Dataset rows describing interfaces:
+-------+
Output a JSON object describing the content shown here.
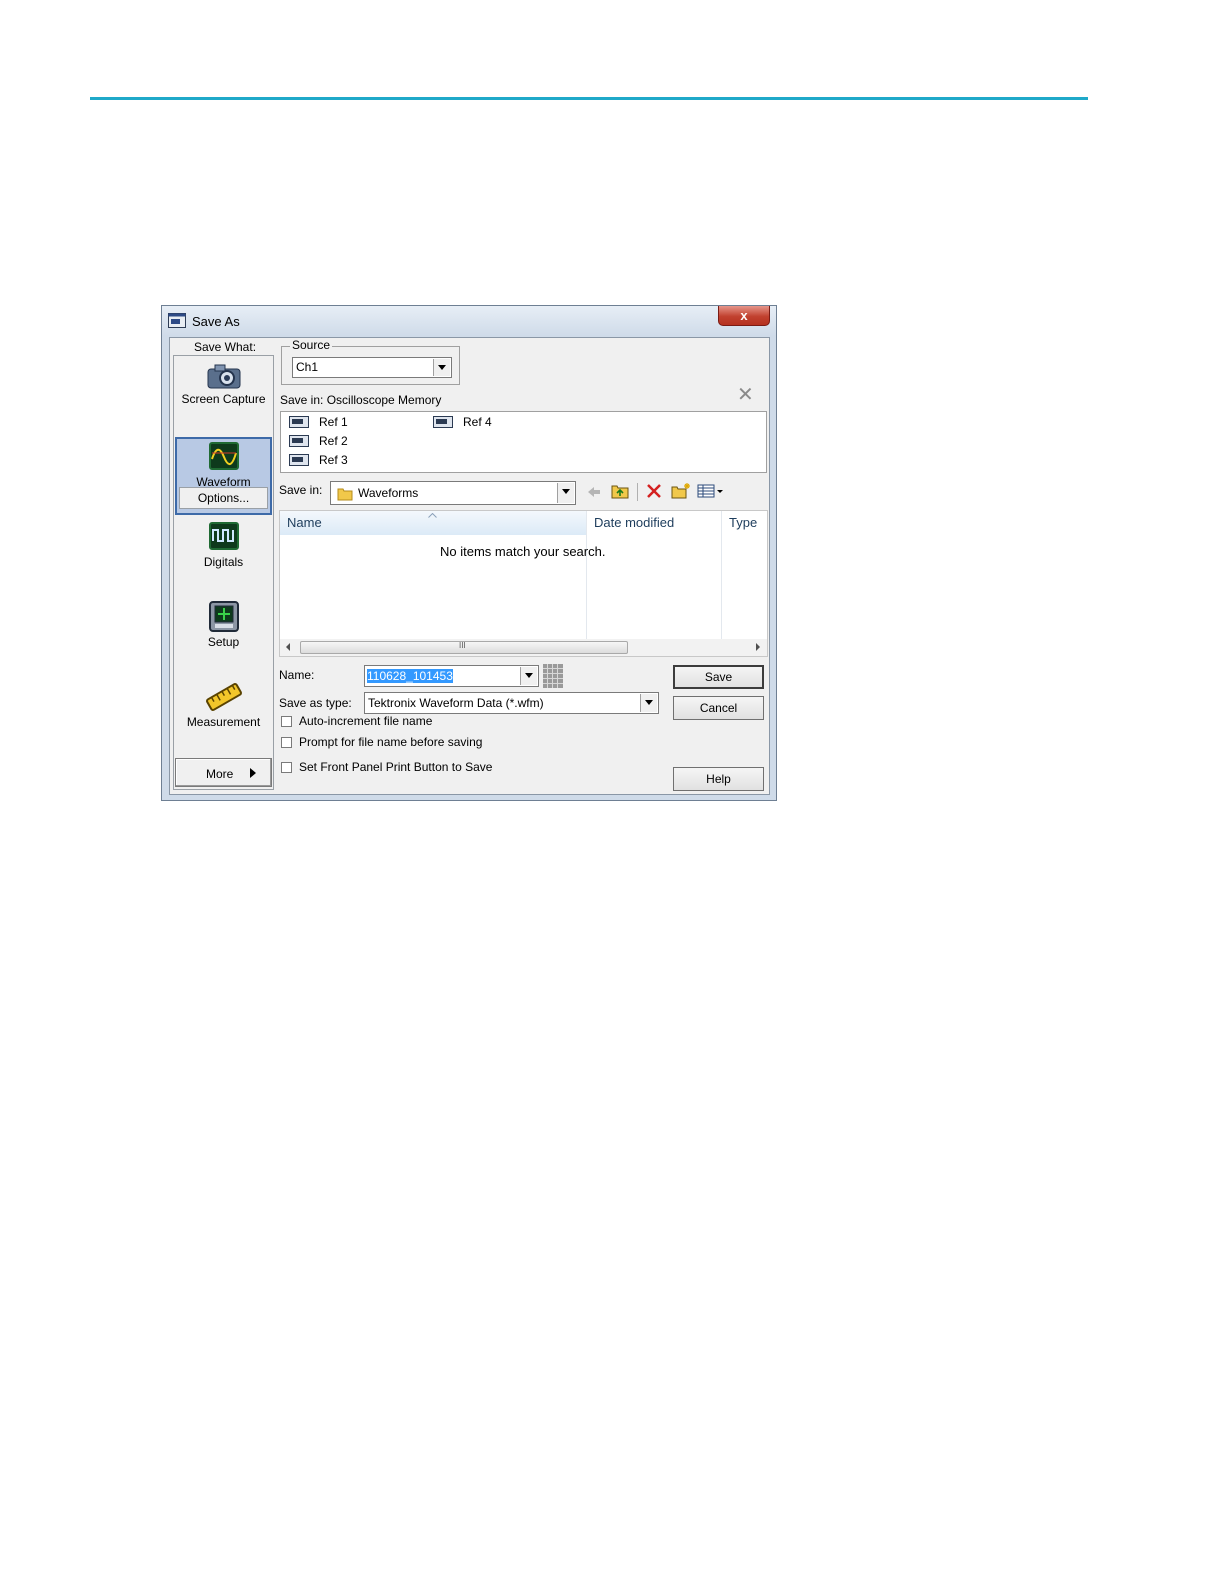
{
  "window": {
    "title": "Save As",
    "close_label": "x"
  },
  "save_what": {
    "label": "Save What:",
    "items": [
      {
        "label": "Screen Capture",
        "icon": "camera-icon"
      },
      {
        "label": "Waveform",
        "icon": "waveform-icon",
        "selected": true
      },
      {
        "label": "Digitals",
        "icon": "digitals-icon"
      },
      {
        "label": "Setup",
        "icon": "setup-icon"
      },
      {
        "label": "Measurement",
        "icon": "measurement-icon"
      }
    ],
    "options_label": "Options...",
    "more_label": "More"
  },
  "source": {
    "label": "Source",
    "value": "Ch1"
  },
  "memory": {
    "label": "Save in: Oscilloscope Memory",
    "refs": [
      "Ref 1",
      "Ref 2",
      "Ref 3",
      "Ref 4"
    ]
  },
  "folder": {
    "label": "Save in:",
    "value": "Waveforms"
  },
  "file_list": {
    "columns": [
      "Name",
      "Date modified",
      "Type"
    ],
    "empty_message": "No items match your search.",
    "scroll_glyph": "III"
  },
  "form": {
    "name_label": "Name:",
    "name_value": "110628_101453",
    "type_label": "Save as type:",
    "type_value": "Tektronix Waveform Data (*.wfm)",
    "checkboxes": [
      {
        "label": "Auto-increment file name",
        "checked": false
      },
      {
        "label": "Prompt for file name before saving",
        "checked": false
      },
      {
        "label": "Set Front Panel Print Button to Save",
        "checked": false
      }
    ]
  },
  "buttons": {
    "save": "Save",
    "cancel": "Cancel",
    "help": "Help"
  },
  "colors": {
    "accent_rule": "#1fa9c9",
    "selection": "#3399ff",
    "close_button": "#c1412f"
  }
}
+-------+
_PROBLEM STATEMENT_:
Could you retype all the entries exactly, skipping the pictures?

_SOLUTION FOR THIS TASK_:
Output a JSON object describing the content shown here.
{
  "window": {
    "title": "Save As",
    "close_label": "x"
  },
  "save_what": {
    "label": "Save What:",
    "items": [
      {
        "label": "Screen Capture",
        "icon": "camera-icon"
      },
      {
        "label": "Waveform",
        "icon": "waveform-icon",
        "selected": true
      },
      {
        "label": "Digitals",
        "icon": "digitals-icon"
      },
      {
        "label": "Setup",
        "icon": "setup-icon"
      },
      {
        "label": "Measurement",
        "icon": "measurement-icon"
      }
    ],
    "options_label": "Options...",
    "more_label": "More"
  },
  "source": {
    "label": "Source",
    "value": "Ch1"
  },
  "memory": {
    "label": "Save in: Oscilloscope Memory",
    "refs": [
      "Ref 1",
      "Ref 2",
      "Ref 3",
      "Ref 4"
    ]
  },
  "folder": {
    "label": "Save in:",
    "value": "Waveforms"
  },
  "file_list": {
    "columns": [
      "Name",
      "Date modified",
      "Type"
    ],
    "empty_message": "No items match your search.",
    "scroll_glyph": "III"
  },
  "form": {
    "name_label": "Name:",
    "name_value": "110628_101453",
    "type_label": "Save as type:",
    "type_value": "Tektronix Waveform Data (*.wfm)",
    "checkboxes": [
      {
        "label": "Auto-increment file name",
        "checked": false
      },
      {
        "label": "Prompt for file name before saving",
        "checked": false
      },
      {
        "label": "Set Front Panel Print Button to Save",
        "checked": false
      }
    ]
  },
  "buttons": {
    "save": "Save",
    "cancel": "Cancel",
    "help": "Help"
  },
  "colors": {
    "accent_rule": "#1fa9c9",
    "selection": "#3399ff",
    "close_button": "#c1412f"
  }
}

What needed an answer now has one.